    The present conference gives attention to such major aspects of lunar colonization as lunar base concepts, lunar transportation, lunar science research activities, moon-based astronomical researches, lunar architectural construction, lunar materials and processes, lunar oxygen production, life support and health maintenance in lunar bases, societal aspects of lunar colonization, and the prospects for Mars colonization. Specific discussions are presented concerning the role of nuclear energy in lunar development, achromatic trajectories and the industrial scale transport of lunar resources, advanced geologic exploration from a lunar base, geophysical investigations of the moon, moon-based astronomical interferometry, the irradiation of the moon by particles, cement-based composites for lunar base construction, electrostatic concentration of lunar soil minerals, microwave processing of lunar materials, a parametric analysis of lunar oxygen production, hydrogen from lunar regolith fines, metabolic support for a lunar base, past and future Soviet lunar exploration, and the use of the moons of Mars as sources of water for lunar bases.

  13. TOPLEX: Teleoperated Lunar Explorer. Instruments and Operational Concepts for an Unmanned Lunar Rover

    NASA Technical Reports Server (NTRS)

    Blacic, James D.

    1992-01-01

    A Teleoperated Lunar Explorer, or TOPLEX, consisting of a lunar lander payload in which a small, instrument-carrying lunar surface rover is robotically landed and teleoperated from Earth to perform extended lunar geoscience and resource evaluation traverses is proposed. The rover vehicle would mass about 100 kg and carry approximately 100 kg of analytic instruments. Four instruments are envisioned: (1) a Laser-Induced Breakdown Spectrometer (LIBS) for geochemical analysis at ranges up to 100 m, capable of operating in three different modes; (2) a combined x-ray fluorescence and x-ray diffraction (XRF/XRD) instrument for elemental and mineralogic analysis of acquired samples; (3) a mass spectrometer system for stepwise heating analysis of gases released from acquired samples; and (4) a geophysical instrument package for subsurface mapping of structures such as lava tubes.

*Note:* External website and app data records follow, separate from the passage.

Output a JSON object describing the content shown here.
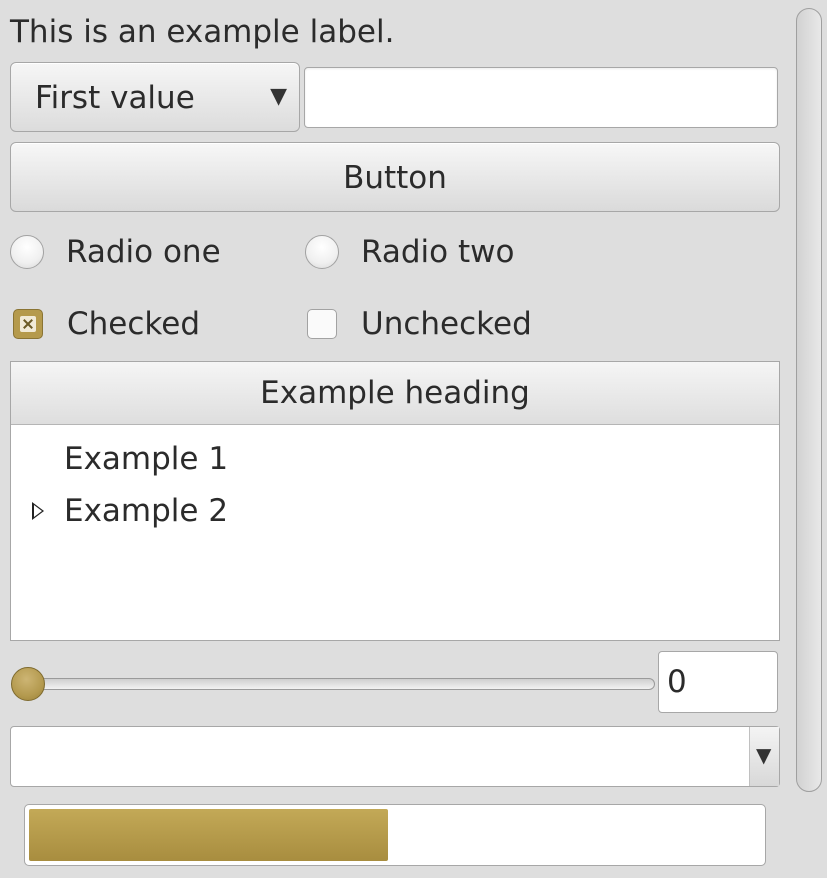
{
  "label": "This is an example label.",
  "combo": {
    "value": "First value",
    "arrow": "▼",
    "icon": "dropdown-arrow-icon"
  },
  "line_edit": {
    "value": ""
  },
  "button": {
    "label": "Button"
  },
  "radios": [
    {
      "label": "Radio one",
      "checked": false
    },
    {
      "label": "Radio two",
      "checked": false
    }
  ],
  "checkboxes": [
    {
      "label": "Checked",
      "checked": true
    },
    {
      "label": "Unchecked",
      "checked": false
    }
  ],
  "tree": {
    "heading": "Example heading",
    "items": [
      {
        "label": "Example 1",
        "expandable": false
      },
      {
        "label": "Example 2",
        "expandable": true
      }
    ]
  },
  "slider": {
    "value": 0
  },
  "spinbox": {
    "value": "0"
  },
  "combo2": {
    "value": "",
    "arrow": "▼"
  },
  "progress": {
    "fraction": 0.49
  },
  "colors": {
    "accent": "#b59a4c",
    "background": "#dedede"
  }
}
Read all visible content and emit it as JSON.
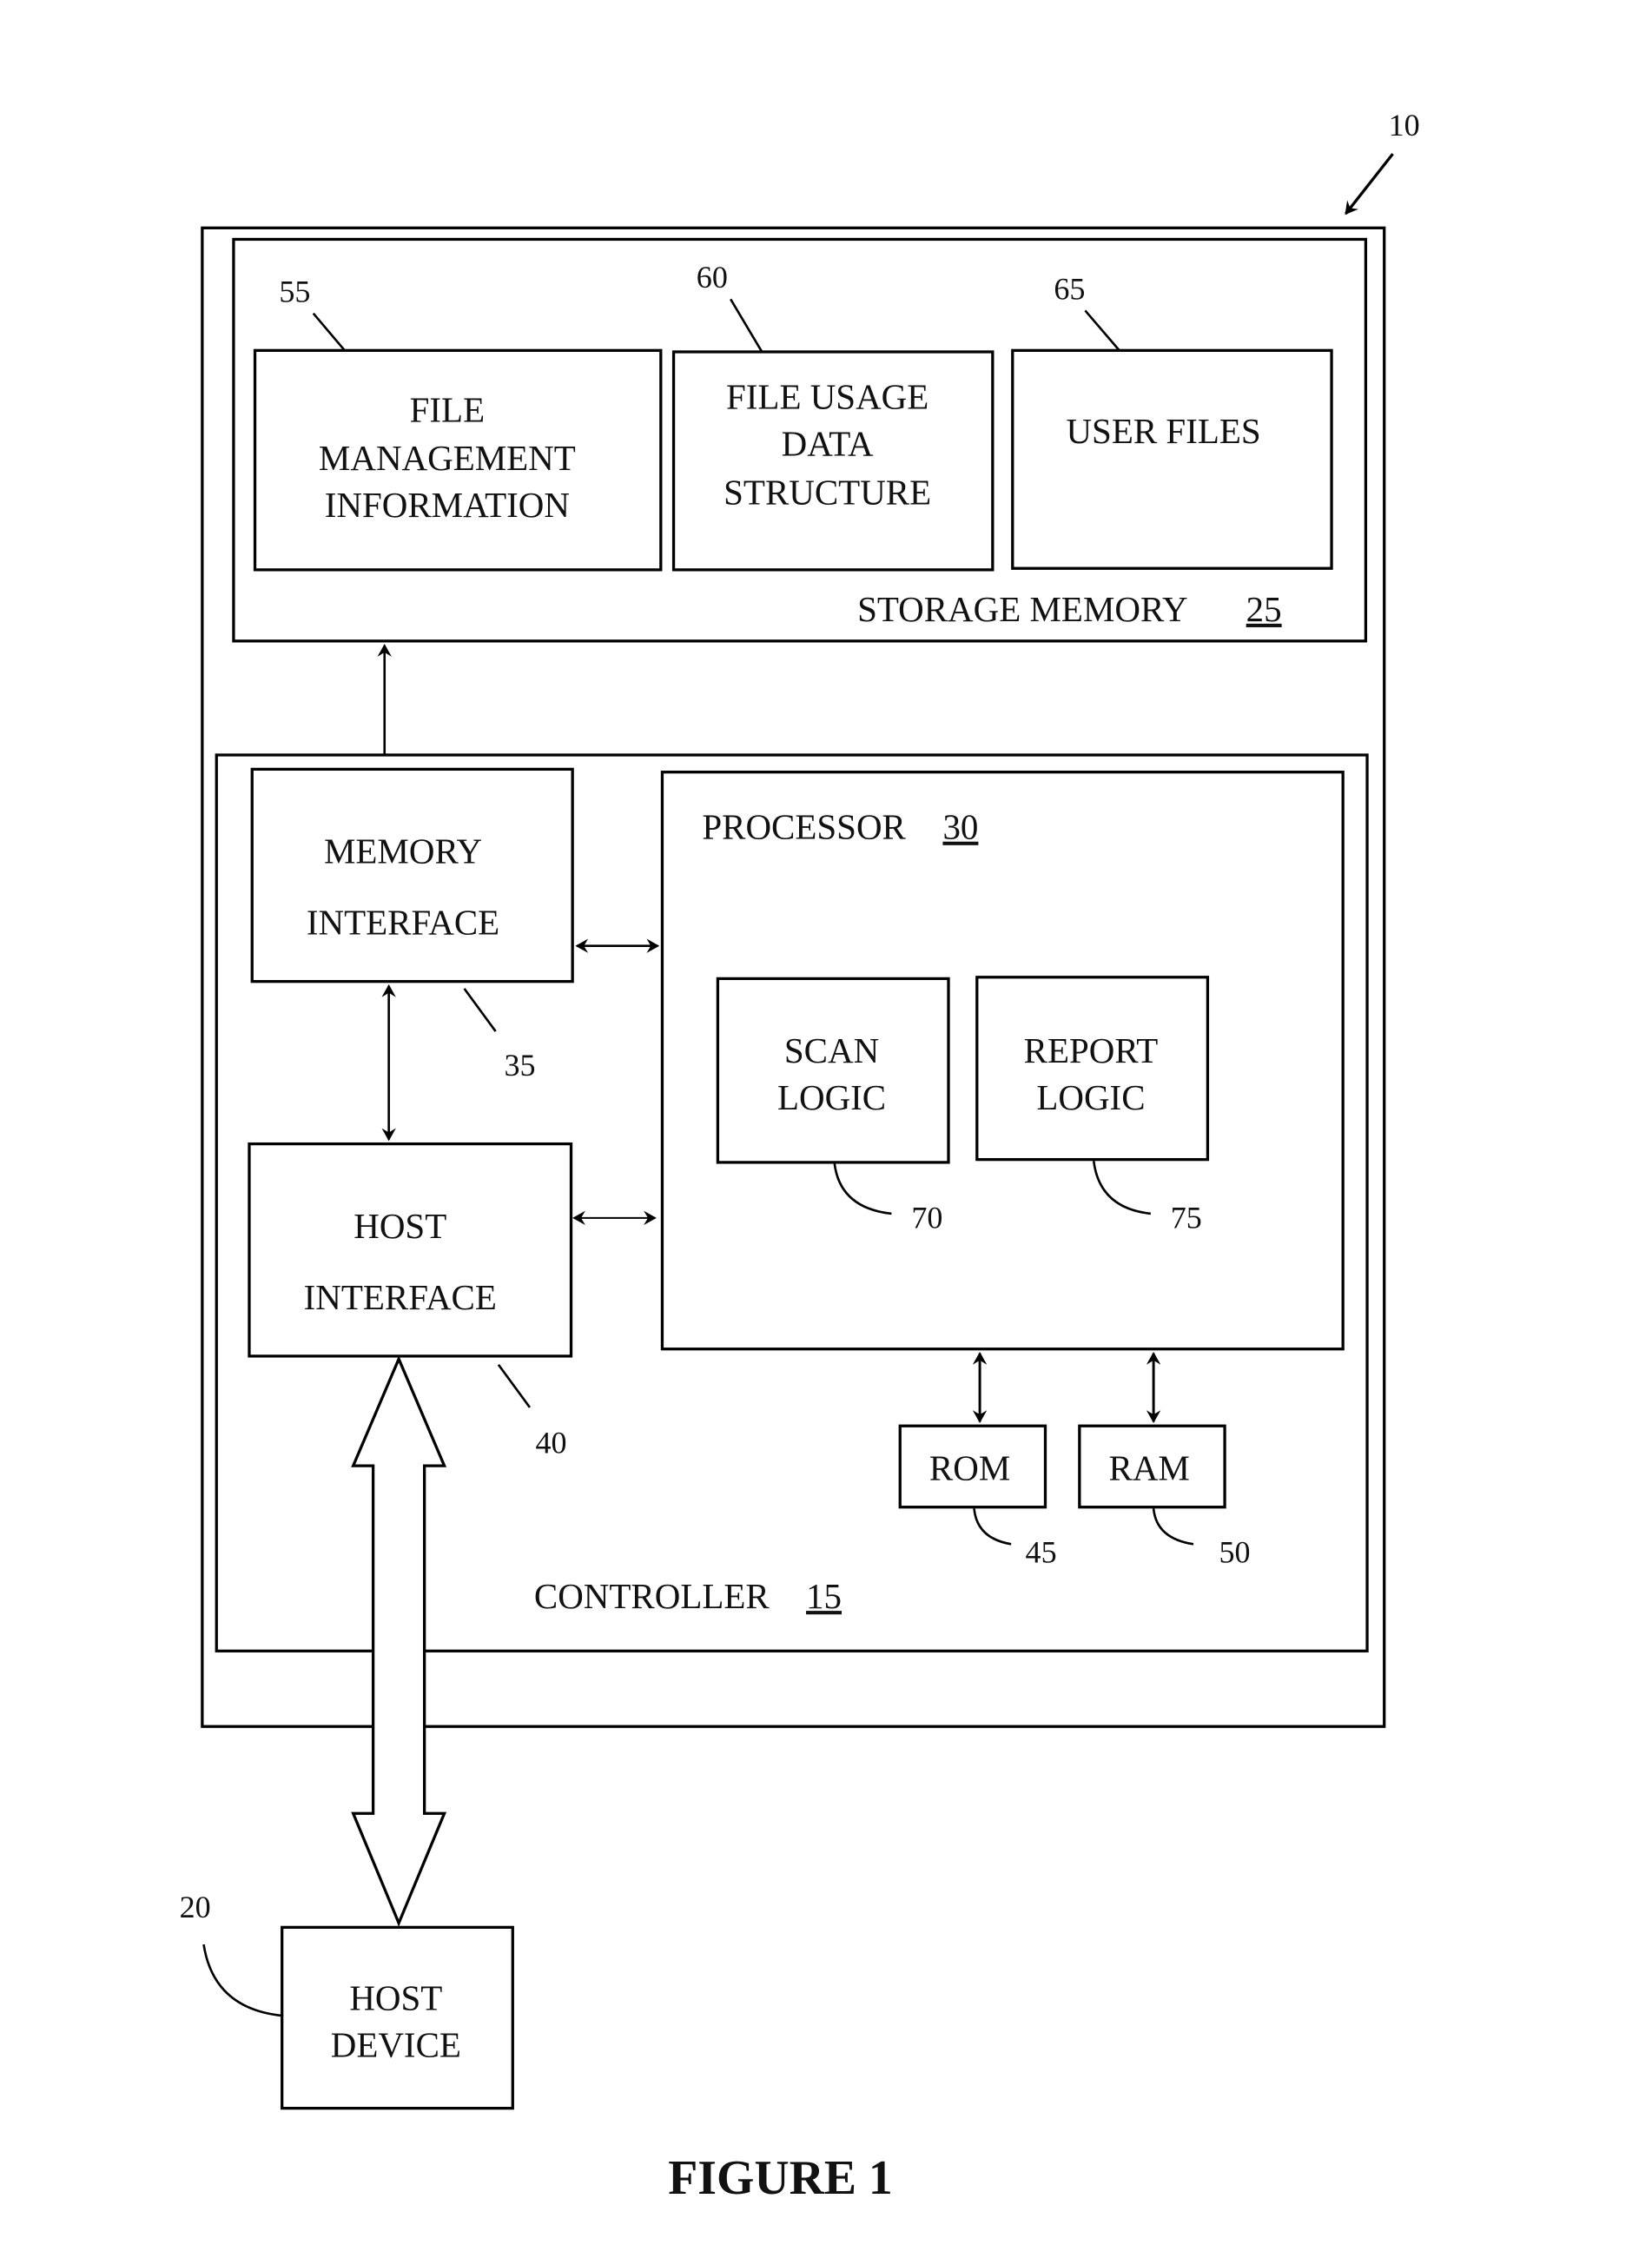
{
  "figure": {
    "caption": "FIGURE 1",
    "system_ref": "10",
    "storage_memory": {
      "label": "STORAGE MEMORY",
      "ref": "25",
      "blocks": [
        {
          "lines": [
            "FILE",
            "MANAGEMENT",
            "INFORMATION"
          ],
          "ref": "55"
        },
        {
          "lines": [
            "FILE USAGE",
            "DATA",
            "STRUCTURE"
          ],
          "ref": "60"
        },
        {
          "lines": [
            "USER FILES"
          ],
          "ref": "65"
        }
      ]
    },
    "controller": {
      "label": "CONTROLLER",
      "ref": "15",
      "memory_interface": {
        "lines": [
          "MEMORY",
          "INTERFACE"
        ],
        "ref": "35"
      },
      "host_interface": {
        "lines": [
          "HOST",
          "INTERFACE"
        ],
        "ref": "40"
      },
      "processor": {
        "label": "PROCESSOR",
        "ref": "30",
        "scan_logic": {
          "lines": [
            "SCAN",
            "LOGIC"
          ],
          "ref": "70"
        },
        "report_logic": {
          "lines": [
            "REPORT",
            "LOGIC"
          ],
          "ref": "75"
        }
      },
      "rom": {
        "label": "ROM",
        "ref": "45"
      },
      "ram": {
        "label": "RAM",
        "ref": "50"
      }
    },
    "host_device": {
      "lines": [
        "HOST",
        "DEVICE"
      ],
      "ref": "20"
    }
  }
}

  14. Fast track lunar NTR systems assessment for the First Lunar Outpost and its evolvability to Mars

    NASA Technical Reports Server (NTRS)

    Borowski, Stanley K.; Alexander, Stephen W.

    1992-01-01

    The objectives of the 'fast track'